[[ Information provided, beginning ]]

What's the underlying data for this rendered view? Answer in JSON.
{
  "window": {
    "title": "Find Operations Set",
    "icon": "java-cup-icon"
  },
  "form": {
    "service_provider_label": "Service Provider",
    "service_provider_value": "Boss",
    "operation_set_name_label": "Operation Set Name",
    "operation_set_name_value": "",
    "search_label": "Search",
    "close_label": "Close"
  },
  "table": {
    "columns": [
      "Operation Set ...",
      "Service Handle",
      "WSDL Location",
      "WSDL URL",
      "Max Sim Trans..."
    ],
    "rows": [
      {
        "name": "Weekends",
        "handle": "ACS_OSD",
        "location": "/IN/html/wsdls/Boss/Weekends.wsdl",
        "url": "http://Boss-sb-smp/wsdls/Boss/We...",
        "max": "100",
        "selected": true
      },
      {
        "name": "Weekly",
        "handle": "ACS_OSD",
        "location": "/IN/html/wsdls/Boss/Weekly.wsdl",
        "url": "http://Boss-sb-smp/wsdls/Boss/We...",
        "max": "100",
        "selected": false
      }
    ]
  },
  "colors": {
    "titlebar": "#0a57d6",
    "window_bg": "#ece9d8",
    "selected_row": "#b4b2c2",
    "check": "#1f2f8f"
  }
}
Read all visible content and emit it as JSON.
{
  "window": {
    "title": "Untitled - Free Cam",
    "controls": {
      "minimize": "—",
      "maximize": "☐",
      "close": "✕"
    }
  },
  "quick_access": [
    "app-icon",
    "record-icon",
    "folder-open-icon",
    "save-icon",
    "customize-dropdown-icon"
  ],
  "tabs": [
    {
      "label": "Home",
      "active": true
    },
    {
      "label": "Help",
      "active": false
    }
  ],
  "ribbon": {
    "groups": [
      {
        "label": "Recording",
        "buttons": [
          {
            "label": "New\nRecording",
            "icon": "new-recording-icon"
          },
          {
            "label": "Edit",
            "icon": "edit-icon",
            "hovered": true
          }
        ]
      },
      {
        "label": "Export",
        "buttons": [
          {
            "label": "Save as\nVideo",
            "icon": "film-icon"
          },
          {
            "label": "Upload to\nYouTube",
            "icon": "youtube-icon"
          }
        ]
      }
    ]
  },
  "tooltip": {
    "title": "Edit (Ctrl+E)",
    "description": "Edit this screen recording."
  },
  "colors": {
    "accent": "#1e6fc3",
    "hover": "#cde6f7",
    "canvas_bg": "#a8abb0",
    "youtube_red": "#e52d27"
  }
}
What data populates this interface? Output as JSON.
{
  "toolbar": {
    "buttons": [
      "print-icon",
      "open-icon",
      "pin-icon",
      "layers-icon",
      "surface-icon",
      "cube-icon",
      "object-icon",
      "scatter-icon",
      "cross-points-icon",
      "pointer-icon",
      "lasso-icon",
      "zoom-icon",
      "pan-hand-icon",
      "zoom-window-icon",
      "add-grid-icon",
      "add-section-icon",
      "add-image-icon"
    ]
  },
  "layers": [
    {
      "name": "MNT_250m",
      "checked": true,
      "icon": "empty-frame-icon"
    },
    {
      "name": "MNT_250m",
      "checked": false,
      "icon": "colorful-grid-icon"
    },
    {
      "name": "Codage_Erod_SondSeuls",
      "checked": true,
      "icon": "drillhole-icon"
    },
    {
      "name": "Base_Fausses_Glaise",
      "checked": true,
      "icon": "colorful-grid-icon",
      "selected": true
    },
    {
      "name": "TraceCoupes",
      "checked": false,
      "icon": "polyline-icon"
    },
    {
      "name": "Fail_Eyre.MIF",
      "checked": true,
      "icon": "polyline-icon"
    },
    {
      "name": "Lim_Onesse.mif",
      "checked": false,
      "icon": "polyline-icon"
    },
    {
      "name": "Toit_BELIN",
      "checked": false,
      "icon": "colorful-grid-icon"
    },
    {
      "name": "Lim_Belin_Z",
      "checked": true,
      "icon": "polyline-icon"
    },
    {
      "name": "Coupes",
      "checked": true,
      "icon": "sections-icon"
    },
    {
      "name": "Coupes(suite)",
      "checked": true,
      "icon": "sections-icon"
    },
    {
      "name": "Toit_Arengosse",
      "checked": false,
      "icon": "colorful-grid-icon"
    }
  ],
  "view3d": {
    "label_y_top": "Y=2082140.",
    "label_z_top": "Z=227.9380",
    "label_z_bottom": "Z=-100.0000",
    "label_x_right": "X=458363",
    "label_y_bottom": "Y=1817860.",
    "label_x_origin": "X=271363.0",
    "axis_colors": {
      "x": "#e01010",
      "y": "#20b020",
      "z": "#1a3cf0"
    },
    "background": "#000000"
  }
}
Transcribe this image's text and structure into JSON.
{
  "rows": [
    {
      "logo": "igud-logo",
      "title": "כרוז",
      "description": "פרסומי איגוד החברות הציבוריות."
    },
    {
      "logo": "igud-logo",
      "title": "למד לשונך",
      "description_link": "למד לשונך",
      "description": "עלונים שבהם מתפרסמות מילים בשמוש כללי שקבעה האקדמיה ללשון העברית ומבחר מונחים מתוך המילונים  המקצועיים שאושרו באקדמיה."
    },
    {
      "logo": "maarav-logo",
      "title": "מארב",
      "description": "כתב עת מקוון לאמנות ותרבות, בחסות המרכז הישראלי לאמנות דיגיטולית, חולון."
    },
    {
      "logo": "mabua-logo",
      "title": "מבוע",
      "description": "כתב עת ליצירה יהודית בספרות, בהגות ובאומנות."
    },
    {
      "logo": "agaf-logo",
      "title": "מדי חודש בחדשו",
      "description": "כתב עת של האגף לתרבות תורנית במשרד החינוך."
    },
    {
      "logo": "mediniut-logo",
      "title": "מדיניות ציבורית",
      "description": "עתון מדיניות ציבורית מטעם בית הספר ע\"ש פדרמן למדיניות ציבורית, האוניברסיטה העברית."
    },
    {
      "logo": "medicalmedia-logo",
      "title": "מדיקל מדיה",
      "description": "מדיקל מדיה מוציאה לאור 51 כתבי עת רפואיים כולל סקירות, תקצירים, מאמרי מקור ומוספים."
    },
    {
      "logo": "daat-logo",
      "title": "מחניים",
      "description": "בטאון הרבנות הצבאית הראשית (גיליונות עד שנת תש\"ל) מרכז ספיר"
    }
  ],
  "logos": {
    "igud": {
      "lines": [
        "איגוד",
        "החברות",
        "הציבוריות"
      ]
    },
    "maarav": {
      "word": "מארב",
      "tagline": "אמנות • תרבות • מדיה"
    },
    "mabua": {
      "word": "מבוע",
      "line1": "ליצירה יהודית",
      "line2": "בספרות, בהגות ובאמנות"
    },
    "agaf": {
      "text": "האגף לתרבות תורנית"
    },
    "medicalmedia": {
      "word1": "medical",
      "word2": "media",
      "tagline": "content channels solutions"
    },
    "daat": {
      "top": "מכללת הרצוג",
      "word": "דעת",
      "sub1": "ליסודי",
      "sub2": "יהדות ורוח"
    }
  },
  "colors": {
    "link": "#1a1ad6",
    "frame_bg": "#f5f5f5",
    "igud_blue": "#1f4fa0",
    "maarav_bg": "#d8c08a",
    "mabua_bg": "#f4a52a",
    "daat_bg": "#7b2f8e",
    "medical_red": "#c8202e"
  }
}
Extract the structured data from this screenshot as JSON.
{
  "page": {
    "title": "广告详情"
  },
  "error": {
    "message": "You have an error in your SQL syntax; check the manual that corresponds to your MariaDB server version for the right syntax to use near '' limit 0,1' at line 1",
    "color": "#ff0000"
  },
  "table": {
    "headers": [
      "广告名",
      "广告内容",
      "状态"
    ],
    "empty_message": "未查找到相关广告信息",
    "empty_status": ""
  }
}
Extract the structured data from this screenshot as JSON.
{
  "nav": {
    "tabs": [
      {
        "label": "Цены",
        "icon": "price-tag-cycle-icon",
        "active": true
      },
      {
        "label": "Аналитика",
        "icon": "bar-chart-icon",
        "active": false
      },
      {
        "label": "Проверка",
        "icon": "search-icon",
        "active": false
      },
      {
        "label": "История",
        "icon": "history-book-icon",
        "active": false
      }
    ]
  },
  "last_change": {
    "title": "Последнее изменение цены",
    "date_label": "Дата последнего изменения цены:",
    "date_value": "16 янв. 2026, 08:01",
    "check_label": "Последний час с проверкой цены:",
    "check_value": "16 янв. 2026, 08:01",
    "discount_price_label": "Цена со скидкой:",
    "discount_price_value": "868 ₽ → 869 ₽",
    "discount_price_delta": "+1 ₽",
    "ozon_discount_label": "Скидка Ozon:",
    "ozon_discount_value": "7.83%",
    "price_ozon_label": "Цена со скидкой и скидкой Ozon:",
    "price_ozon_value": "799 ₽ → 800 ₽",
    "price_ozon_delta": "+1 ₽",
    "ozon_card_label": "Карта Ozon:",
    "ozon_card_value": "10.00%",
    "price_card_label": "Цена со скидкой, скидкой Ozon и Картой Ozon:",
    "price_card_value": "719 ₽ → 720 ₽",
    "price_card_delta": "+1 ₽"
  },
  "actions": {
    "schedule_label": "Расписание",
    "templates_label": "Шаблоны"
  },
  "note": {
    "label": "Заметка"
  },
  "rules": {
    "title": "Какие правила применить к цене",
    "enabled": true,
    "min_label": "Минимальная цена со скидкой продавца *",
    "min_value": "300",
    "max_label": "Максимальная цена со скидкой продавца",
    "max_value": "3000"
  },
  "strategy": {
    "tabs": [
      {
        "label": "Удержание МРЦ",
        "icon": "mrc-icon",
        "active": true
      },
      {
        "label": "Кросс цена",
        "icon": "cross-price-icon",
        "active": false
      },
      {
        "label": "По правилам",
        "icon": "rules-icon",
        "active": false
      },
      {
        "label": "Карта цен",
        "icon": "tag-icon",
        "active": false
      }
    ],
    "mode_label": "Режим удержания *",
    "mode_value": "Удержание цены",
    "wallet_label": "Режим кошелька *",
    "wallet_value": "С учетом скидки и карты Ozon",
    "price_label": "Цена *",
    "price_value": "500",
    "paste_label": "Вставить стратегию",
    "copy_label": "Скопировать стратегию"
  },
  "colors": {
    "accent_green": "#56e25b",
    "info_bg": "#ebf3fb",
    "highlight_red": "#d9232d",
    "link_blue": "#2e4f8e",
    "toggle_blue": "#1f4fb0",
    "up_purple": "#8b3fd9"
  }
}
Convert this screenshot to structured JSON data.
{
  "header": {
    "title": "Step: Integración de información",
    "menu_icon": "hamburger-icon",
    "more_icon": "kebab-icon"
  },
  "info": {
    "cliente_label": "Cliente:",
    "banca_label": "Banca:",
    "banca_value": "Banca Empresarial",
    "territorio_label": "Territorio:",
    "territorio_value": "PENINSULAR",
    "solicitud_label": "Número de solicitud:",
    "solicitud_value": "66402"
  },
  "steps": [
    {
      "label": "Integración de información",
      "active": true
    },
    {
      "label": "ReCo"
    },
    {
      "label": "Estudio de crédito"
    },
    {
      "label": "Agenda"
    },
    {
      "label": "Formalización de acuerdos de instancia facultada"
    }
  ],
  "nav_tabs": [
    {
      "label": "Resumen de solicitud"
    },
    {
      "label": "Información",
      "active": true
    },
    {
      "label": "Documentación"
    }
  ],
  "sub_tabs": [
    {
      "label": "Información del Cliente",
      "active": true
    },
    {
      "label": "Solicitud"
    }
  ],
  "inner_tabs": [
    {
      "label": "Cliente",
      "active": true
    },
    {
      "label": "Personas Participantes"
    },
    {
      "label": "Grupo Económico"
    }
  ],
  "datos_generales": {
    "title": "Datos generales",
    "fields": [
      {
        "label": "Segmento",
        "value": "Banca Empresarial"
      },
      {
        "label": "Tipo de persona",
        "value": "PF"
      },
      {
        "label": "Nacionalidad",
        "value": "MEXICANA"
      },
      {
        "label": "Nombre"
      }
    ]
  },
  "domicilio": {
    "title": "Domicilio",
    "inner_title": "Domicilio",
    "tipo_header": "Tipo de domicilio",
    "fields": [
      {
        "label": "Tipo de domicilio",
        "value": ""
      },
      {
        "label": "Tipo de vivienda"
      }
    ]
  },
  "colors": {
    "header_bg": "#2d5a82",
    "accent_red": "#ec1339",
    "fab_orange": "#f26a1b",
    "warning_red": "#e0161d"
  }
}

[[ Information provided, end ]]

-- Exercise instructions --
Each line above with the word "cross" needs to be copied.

-- The completed task --
      "cross-points-icon",
        "icon": "cross-price-icon",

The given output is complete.